The ending is clearly a segue to another sequel, and I would love to read it if there ever is one.  I had a lot of fun with this book, and even think I caught some subtle references to some of the “Wizard of Oz” sequels, including how Ozma was kept hidden.


Published in: on August 8, 2007 at 11:16 am  Leave a Comment  

The Strange Files of Fremont Jones


4 Stars

I expected this boring-looking paperback to slip nicely into the SLM category. It technically did, but I loved it. The distinguishing feature of this story was the main character–a woman named Fremont Jones. The tale takes place in the late 1800’s when California was just ending it’s gold rush era and San Francisco was a big immigrant town. Fremont flees her father’s house in Boston when she gets wind she will be forced to marry her stepmother’s cousin. She changes her name to Fremont Jones as a tribute to her dead mother, and opens a business in the heart of San Francisco. Her business is typing–not many people were able to type at that time, and Fremont took dictation for letters and typed handwritten notes. One letter involved a murder, and she is quickly sucked into the investigation that nearly leads to a love affair and death. A fantastic tale.
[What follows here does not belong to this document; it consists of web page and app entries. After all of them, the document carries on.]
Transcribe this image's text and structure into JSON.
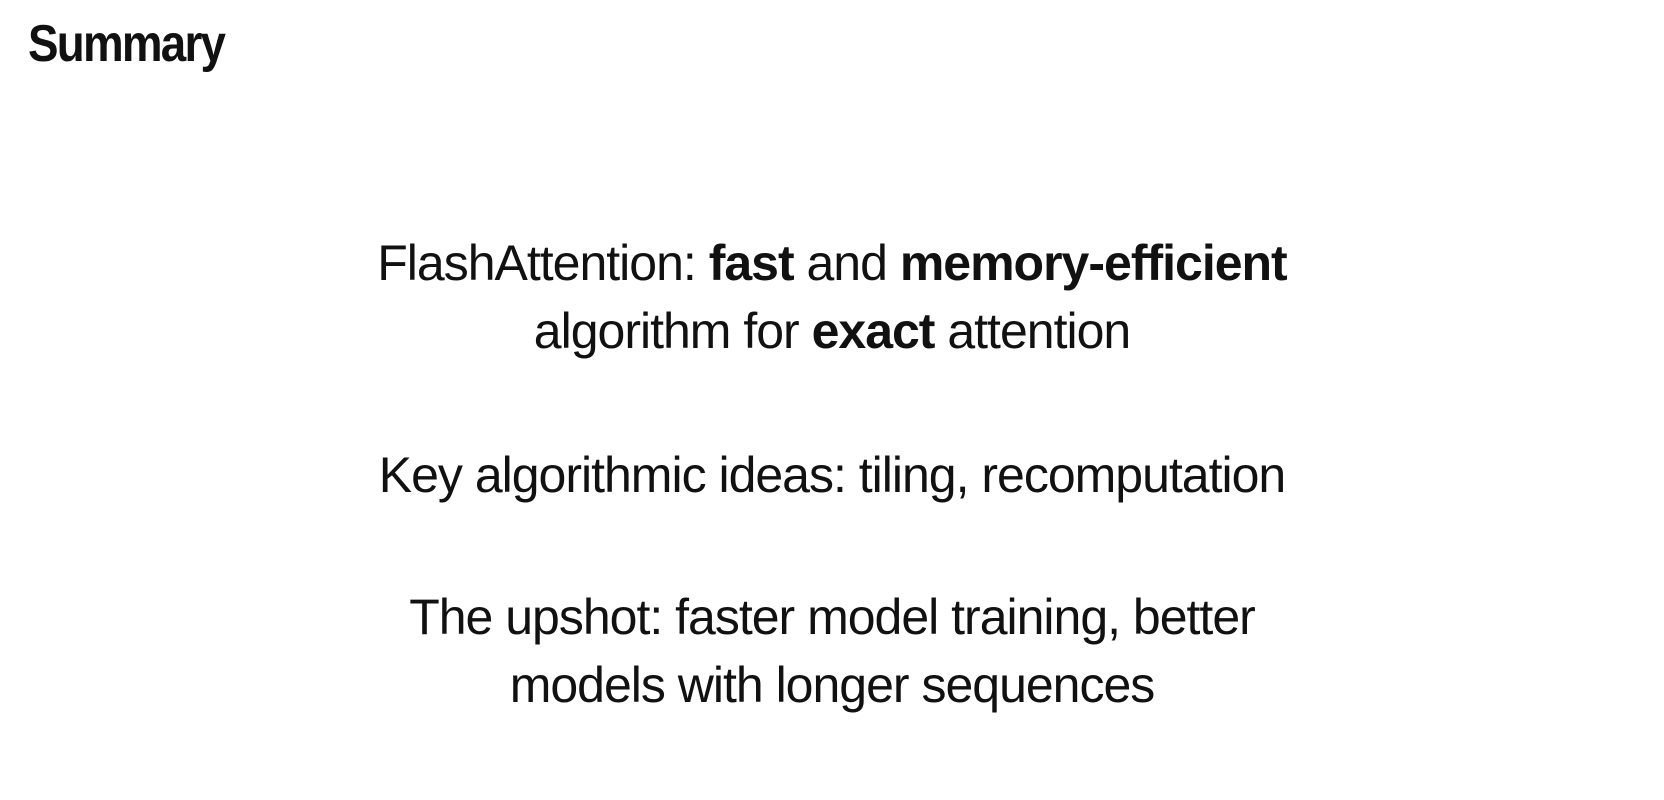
{
  "title": "Summary",
  "p1": {
    "a": "FlashAttention: ",
    "b": "fast",
    "c": " and ",
    "d": "memory-efficient",
    "e": "algorithm for ",
    "f": "exact",
    "g": " attention"
  },
  "p2": "Key algorithmic ideas: tiling, recomputation",
  "p3": {
    "l1": "The upshot: faster model training, better",
    "l2": "models with longer sequences"
  }
}
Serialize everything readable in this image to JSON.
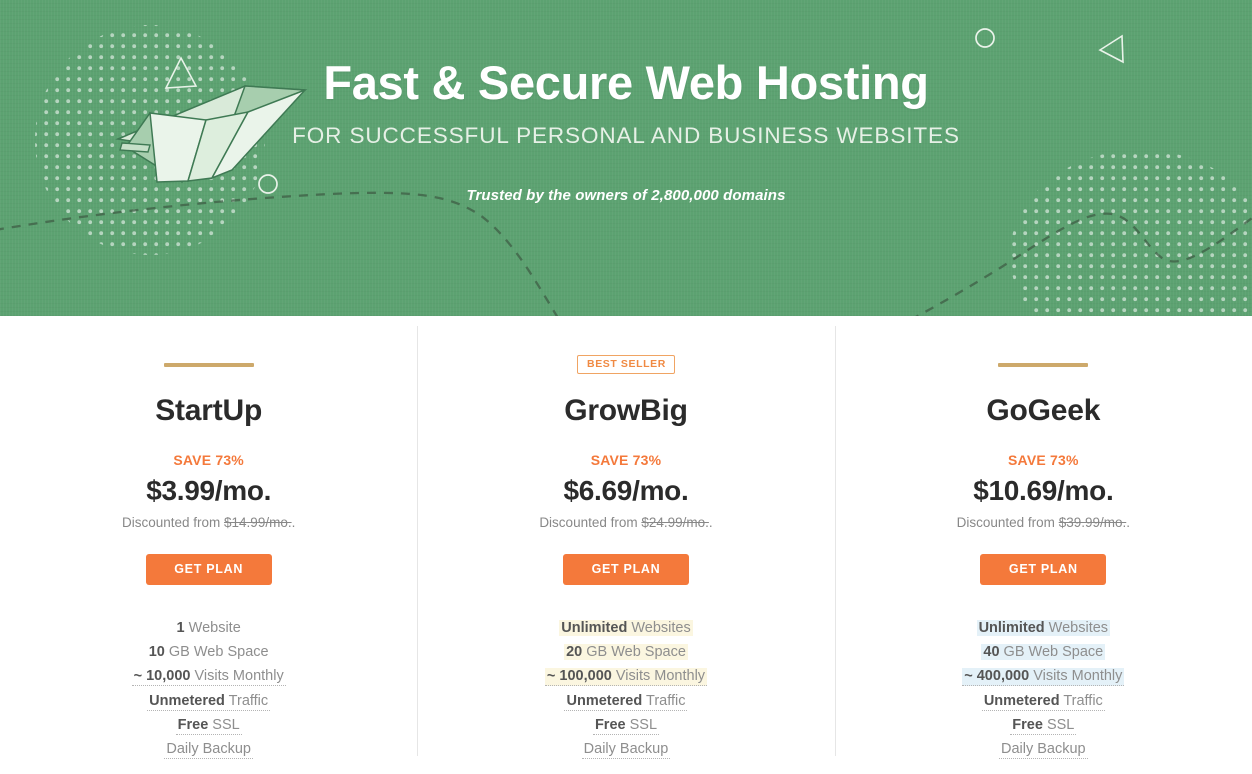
{
  "hero": {
    "title": "Fast & Secure Web Hosting",
    "subtitle": "FOR SUCCESSFUL PERSONAL AND BUSINESS WEBSITES",
    "trusted": "Trusted by the owners of 2,800,000 domains",
    "background_color": "#5ca271",
    "decor": {
      "airplane": "paper-airplane-origami",
      "triangle_left": "triangle-outline",
      "triangle_right": "triangle-outline-left-pointing",
      "circle_left": "circle-outline",
      "circle_right": "circle-outline",
      "dashed_wave": "dashed-wave-line",
      "dot_grid_left": "dot-grid",
      "dot_grid_right": "dot-grid"
    }
  },
  "accent_colors": {
    "orange": "#f4793b",
    "gold": "#cda96b",
    "badge_border": "#f0a463",
    "highlight_cream": "#fbf6e0",
    "highlight_blue": "#e4f1f8"
  },
  "plans": [
    {
      "name": "StartUp",
      "badge": null,
      "save": "SAVE 73%",
      "price": "$3.99/mo.",
      "discount_prefix": "Discounted from ",
      "discount_old": "$14.99/mo.",
      "discount_suffix": ".",
      "cta": "GET PLAN",
      "features": [
        {
          "strong": "1",
          "rest": " Website",
          "highlight": "none",
          "dotted": false
        },
        {
          "strong": "10",
          "rest": " GB Web Space",
          "highlight": "none",
          "dotted": false
        },
        {
          "strong": "~ 10,000",
          "rest": " Visits Monthly",
          "highlight": "none",
          "dotted": true
        },
        {
          "strong": "Unmetered",
          "rest": " Traffic",
          "highlight": "none",
          "dotted": true
        },
        {
          "strong": "Free",
          "rest": " SSL",
          "highlight": "none",
          "dotted": true
        },
        {
          "strong": "",
          "rest": "Daily Backup",
          "highlight": "none",
          "dotted": true
        }
      ]
    },
    {
      "name": "GrowBig",
      "badge": "BEST SELLER",
      "save": "SAVE 73%",
      "price": "$6.69/mo.",
      "discount_prefix": "Discounted from ",
      "discount_old": "$24.99/mo.",
      "discount_suffix": ".",
      "cta": "GET PLAN",
      "features": [
        {
          "strong": "Unlimited",
          "rest": " Websites",
          "highlight": "cream",
          "dotted": false
        },
        {
          "strong": "20",
          "rest": " GB Web Space",
          "highlight": "cream",
          "dotted": false
        },
        {
          "strong": "~ 100,000",
          "rest": " Visits Monthly",
          "highlight": "cream",
          "dotted": true
        },
        {
          "strong": "Unmetered",
          "rest": " Traffic",
          "highlight": "none",
          "dotted": true
        },
        {
          "strong": "Free",
          "rest": " SSL",
          "highlight": "none",
          "dotted": true
        },
        {
          "strong": "",
          "rest": "Daily Backup",
          "highlight": "none",
          "dotted": true
        }
      ]
    },
    {
      "name": "GoGeek",
      "badge": null,
      "save": "SAVE 73%",
      "price": "$10.69/mo.",
      "discount_prefix": "Discounted from ",
      "discount_old": "$39.99/mo.",
      "discount_suffix": ".",
      "cta": "GET PLAN",
      "features": [
        {
          "strong": "Unlimited",
          "rest": " Websites",
          "highlight": "blue",
          "dotted": false
        },
        {
          "strong": "40",
          "rest": " GB Web Space",
          "highlight": "blue",
          "dotted": false
        },
        {
          "strong": "~ 400,000",
          "rest": " Visits Monthly",
          "highlight": "blue",
          "dotted": true
        },
        {
          "strong": "Unmetered",
          "rest": " Traffic",
          "highlight": "none",
          "dotted": true
        },
        {
          "strong": "Free",
          "rest": " SSL",
          "highlight": "none",
          "dotted": true
        },
        {
          "strong": "",
          "rest": "Daily Backup",
          "highlight": "none",
          "dotted": true
        }
      ]
    }
  ]
}
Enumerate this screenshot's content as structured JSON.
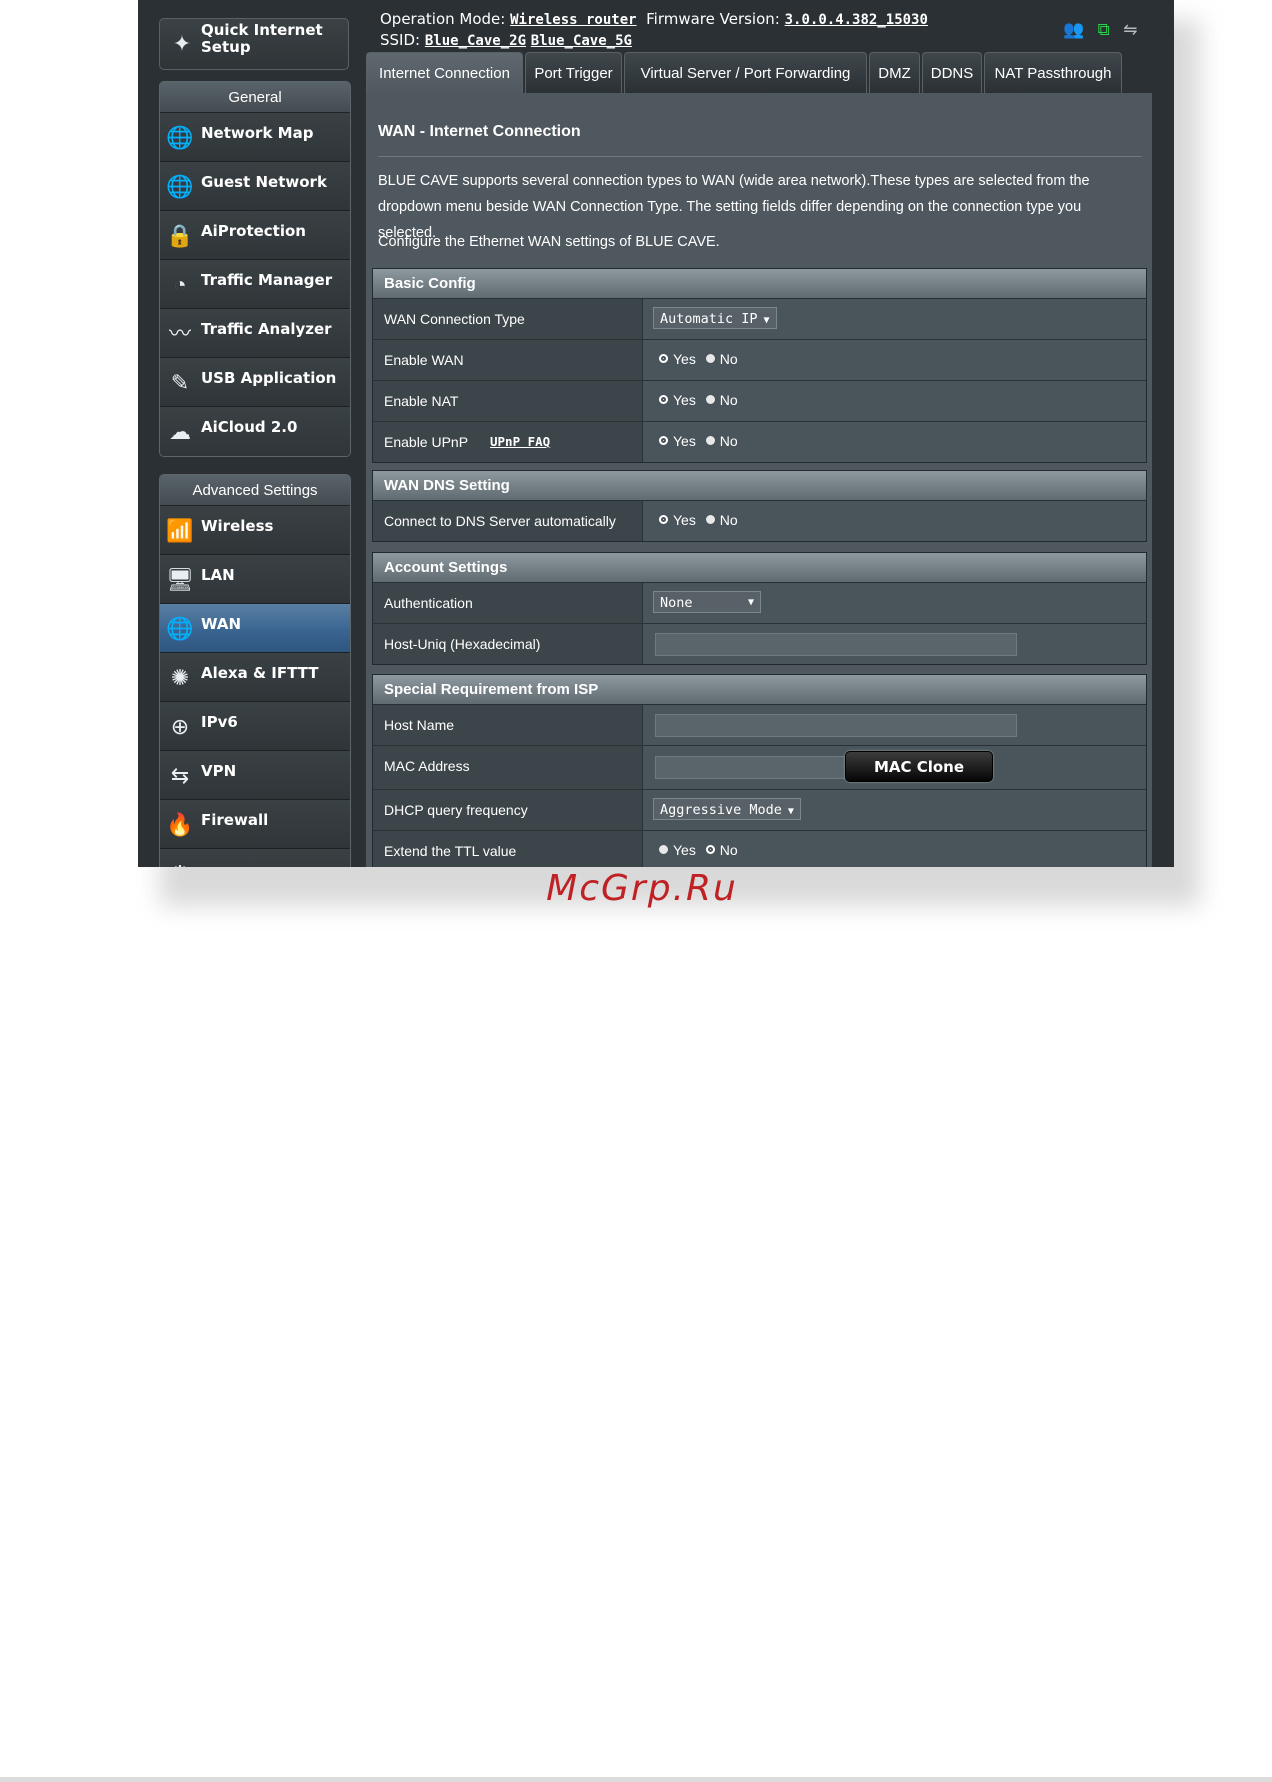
{
  "header": {
    "operation_mode_label": "Operation Mode:",
    "operation_mode_value": "Wireless router",
    "firmware_label": "Firmware Version:",
    "firmware_value": "3.0.0.4.382_15030",
    "ssid_label": "SSID:",
    "ssid_2g": "Blue_Cave_2G",
    "ssid_5g": "Blue_Cave_5G"
  },
  "sidebar": {
    "quick_setup_label": "Quick Internet Setup",
    "general_label": "General",
    "general_items": [
      {
        "label": "Network Map",
        "icon": "globe-icon"
      },
      {
        "label": "Guest Network",
        "icon": "globe-users-icon"
      },
      {
        "label": "AiProtection",
        "icon": "lock-icon"
      },
      {
        "label": "Traffic Manager",
        "icon": "gauge-icon"
      },
      {
        "label": "Traffic Analyzer",
        "icon": "pulse-icon"
      },
      {
        "label": "USB Application",
        "icon": "usb-icon"
      },
      {
        "label": "AiCloud 2.0",
        "icon": "cloud-icon"
      }
    ],
    "advanced_label": "Advanced Settings",
    "advanced_items": [
      {
        "label": "Wireless",
        "icon": "wifi-icon"
      },
      {
        "label": "LAN",
        "icon": "monitor-icon"
      },
      {
        "label": "WAN",
        "icon": "globe-icon"
      },
      {
        "label": "Alexa & IFTTT",
        "icon": "alexa-icon"
      },
      {
        "label": "IPv6",
        "icon": "ipv6-icon"
      },
      {
        "label": "VPN",
        "icon": "vpn-icon"
      },
      {
        "label": "Firewall",
        "icon": "fire-icon"
      }
    ]
  },
  "tabs": [
    "Internet Connection",
    "Port Trigger",
    "Virtual Server / Port Forwarding",
    "DMZ",
    "DDNS",
    "NAT Passthrough"
  ],
  "main": {
    "title": "WAN - Internet Connection",
    "description": "BLUE CAVE supports several connection types to WAN (wide area network).These types are selected from the dropdown menu beside WAN Connection Type. The setting fields differ depending on the connection type you selected.",
    "description2": "Configure the Ethernet WAN settings of BLUE CAVE.",
    "radio_yes": "Yes",
    "radio_no": "No",
    "basic": {
      "title": "Basic Config",
      "wan_type_label": "WAN Connection Type",
      "wan_type_value": "Automatic IP",
      "enable_wan_label": "Enable WAN",
      "enable_nat_label": "Enable NAT",
      "enable_upnp_label": "Enable UPnP",
      "upnp_faq": "UPnP FAQ"
    },
    "dns": {
      "title": "WAN DNS Setting",
      "auto_dns_label": "Connect to DNS Server automatically"
    },
    "account": {
      "title": "Account Settings",
      "auth_label": "Authentication",
      "auth_value": "None",
      "host_uniq_label": "Host-Uniq (Hexadecimal)"
    },
    "isp": {
      "title": "Special Requirement from ISP",
      "host_name_label": "Host Name",
      "mac_label": "MAC Address",
      "mac_clone": "MAC Clone",
      "dhcp_label": "DHCP query frequency",
      "dhcp_value": "Aggressive Mode",
      "ttl_label": "Extend the TTL value"
    }
  },
  "watermark": "McGrp.Ru",
  "colors": {
    "active_blue": "#3b6591",
    "panel": "#4e585e",
    "watermark": "#c02124"
  }
}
I think a great character can really make a book.


Published in: on July 18, 2007 at 5:27 am  Leave a Comment  

Soul Music


3 Stars

Ah, Terry Pratchett. Funny, funny man. This story is about death’s granddaughter. That’s funny. I especially liked the description of Death’s house.


Published in: on July 18, 2007 at 5:18 am  Comments (1)  

Season’s Revenge


2 Stars

I should just come up with a generic review for silly-little mysteries. It would save me a lot of time. This is a mystery. It takes place around christmas, and the decedent dies in a tent. Someone figures out who did it. The end.


Published in: on July 17, 2007 at 10:29 pm  Leave a Comment  

Slightly Single


2 1/2

Ah, female fiction. As I read more members of this genre, I am noticing out a formula: Twenty/thirty something female has bad yet handsome boyfriend/husband that wrongs her in some way and she spends the rest of the story either getting over him or getting revenge and growing in the process. Insert happy-if-melocolony-yet-uplifting ending. This book follows that formula exactly. Set it in New York during a hot summer and you’ve already read the book.


Published in: on July 17, 2007 at 10:27 pm  Leave a Comment  



2 stars

No story here–just isolated paragraphs about the history, style and design of shoes stuck among hundreds of glossy photos. If you like shoes, you’ll like looking at them. Not very engaging, though. More of a coffee table book.


Published in: on July 17, 2007 at 10:15 pm  Leave a Comment  

The Skeleton in the Closet


3 Stars

Another in the silly-little-mystery series, expect the hero in this story isn’t dashing or brave or interesting. He lives with his mother, and isn’t too proud of himself. Once his mother dies, he has to find the balls to move on with his life. He tries to do so with a mousy woman, much like himself, but their affair is interrupted by a murderous secret. The only think different about this book is the personality of the hero. Interesting, but only barely memorable.


Published in: on July 17, 2007 at 10:11 pm  Leave a Comment